"... In PAGE 5: ... The individual FV spaces possess varying average discrimination power - some FV spaces work well for similarity searching, oth- ers perform poorer. Table1 gives the used FV space names (FV name), along with respective FV dimen- sionalities (dim.) and R-precision (R-prec.... In PAGE 5: ... 5.3 Results and Comparison Table1 lists the dtb and the E scores for each of the 12 FV space representations of the PSB-T bench- mark. By their definition, increasing score values in- dicate increasing component heterogeneity.... ..."

### Table 6: Discriminating measures

"... In PAGE 19: ...18 drop very quickly when we pass from a solution with two dimensions to a higher dimensionality solution. The analysis proceeds with the identification of the more important variables for each dimension ( Table6 ). In fact, an analysis of the discriminating measures in each dimension reveals that the OECD and Pavitt taxonomies contribute toward an explanation of the first dimension, whereas cultural proximity, geographical distance and project technology diversity explain the second one.... ..."

### Table 3. Results of Discriminant Function Analysis

2003

"... In PAGE 18: ... The seven sets of variables used for classification were: three reduced sets (six geometric variables, eight texture variables and 14 geometric + texture variables); all 102 variables (12 geometric variables and 90 texture variables) and three sets of PC scores (six geometric PC scores, eight texture PC scores and 14 geometric + texture PC scores). Table3 shows classification results.

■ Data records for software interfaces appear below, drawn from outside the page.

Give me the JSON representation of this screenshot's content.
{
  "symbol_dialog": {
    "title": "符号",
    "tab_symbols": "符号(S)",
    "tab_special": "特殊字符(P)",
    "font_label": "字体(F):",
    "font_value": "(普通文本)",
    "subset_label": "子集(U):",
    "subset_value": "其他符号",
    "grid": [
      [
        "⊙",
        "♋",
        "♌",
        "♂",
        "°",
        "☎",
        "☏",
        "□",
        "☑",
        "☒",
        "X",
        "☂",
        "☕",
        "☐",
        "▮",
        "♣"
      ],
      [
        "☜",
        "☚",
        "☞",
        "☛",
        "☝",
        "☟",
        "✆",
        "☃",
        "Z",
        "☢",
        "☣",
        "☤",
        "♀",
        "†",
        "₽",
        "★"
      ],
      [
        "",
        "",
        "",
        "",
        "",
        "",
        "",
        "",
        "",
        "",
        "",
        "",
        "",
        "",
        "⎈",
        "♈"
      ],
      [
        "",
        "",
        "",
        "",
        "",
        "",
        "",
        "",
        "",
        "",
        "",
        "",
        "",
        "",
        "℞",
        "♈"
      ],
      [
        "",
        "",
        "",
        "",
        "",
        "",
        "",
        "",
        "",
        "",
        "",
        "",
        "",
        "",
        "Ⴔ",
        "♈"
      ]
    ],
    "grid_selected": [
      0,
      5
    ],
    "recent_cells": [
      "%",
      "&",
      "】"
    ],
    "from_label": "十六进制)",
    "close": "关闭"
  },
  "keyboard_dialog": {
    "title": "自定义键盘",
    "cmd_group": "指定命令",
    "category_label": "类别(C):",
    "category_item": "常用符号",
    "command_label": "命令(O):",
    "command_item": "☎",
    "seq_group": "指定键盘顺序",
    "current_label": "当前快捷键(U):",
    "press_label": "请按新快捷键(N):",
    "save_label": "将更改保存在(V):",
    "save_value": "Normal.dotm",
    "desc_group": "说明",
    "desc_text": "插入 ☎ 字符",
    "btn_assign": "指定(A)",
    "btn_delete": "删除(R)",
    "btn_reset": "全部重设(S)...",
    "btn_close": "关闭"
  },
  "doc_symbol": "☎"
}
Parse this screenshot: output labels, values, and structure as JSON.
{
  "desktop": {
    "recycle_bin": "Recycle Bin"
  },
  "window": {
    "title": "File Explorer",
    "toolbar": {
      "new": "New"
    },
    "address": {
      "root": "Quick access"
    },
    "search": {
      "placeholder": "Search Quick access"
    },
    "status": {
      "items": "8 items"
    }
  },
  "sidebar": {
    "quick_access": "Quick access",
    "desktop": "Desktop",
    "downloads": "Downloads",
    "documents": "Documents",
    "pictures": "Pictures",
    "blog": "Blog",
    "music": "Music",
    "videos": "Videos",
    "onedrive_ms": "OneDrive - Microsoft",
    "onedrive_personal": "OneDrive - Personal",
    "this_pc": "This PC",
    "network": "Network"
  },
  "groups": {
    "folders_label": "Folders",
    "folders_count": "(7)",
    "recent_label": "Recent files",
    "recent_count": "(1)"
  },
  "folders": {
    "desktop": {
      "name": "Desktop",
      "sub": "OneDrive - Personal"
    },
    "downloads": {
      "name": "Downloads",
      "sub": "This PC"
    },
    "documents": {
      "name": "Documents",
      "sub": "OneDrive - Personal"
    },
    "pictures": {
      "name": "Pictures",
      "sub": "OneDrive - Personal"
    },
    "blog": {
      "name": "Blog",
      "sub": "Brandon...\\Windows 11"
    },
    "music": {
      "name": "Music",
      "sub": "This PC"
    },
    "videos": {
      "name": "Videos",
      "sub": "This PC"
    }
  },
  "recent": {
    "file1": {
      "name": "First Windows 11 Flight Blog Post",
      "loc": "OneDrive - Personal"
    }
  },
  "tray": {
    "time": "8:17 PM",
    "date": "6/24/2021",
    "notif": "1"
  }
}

In the analysis, higher overall classification rate was observed with prior probabilities calculated from group sizes.... In PAGE 18: ... The original data set was used to observe the effect of data reduction on classification. The results are shown in Table3 . Classification with all variables (12 geometric and 90 texture) produced 73% accuracy but the classification was higher (79%) with the selected set of variables.... ..."

### Table 1: Error rates for SVM, k-NN and QDA used to compare effectiveness of PCA and Isomap for supervised classification analysis of the cytokine compendium (computed by 10-fold cross validation with 95% confidence intervals)

2007

"... In PAGE 10: ...ttp://www.biomedcentral.com/1752-0509/1/27 sity as class labels and original 19-dimesnional space of molecular signals, Isomap components space and PCA components space as input datasets. We assigned class labels representing 3 levels of apoptosis intensity (low, medium and high) to each time point using expectation maximization clustering and performed classification with support vector machines (SVM), k-NN or quadratic discriminant analysis (QDA) in three dimensional Iso- map/PCA subspace and original multidimensional space ( Table1 ). K-NN and QDA classifiers based on Isomap dimensions showed comparable performance to classifi- ers that used original dataset and in both cases were better than PCA-based classifiers (ANOVA, p lt; 0.... ..."

### Table 1: Dimension reduction strategies of the compared methods.

2007

"... In PAGE 12: ... Unsupervised approaches make no use of survival data in the dimension reduction. In Table1 we indicate which dimension reduction techniques are exploited by the methods in the comparison to handle the high-dimensionality of the data. This is done to facilitate a comparison of the methods on a conceptual level, but also to interpret performance differences on simulated and real-life data later.... In PAGE 12: ... This is done to facilitate a comparison of the methods on a conceptual level, but also to interpret performance differences on simulated and real-life data later. For some methods Table1 does need explanation. Supervised principal component analysis [14] is an element of every group, because it contains two dimension reduction steps.... In PAGE 13: ...From Table1 it is evident that all methods are (at least partially) supervised approaches, and do their dimension reduction mostly multivariately. Within those characteristics it is the feature selection/extraction that sets the methods apart.... ..."

Cited by 1

### Table 11. Discriminant Analysis

"... In PAGE 8: ... Table11 shows that the relative code churn measures have effective discriminant ability (comparable to prior studies done on industrial software [13]). We conclude that relative code churn measures can be used to discriminate between fault and not fault-prone binaries (H4).... ..."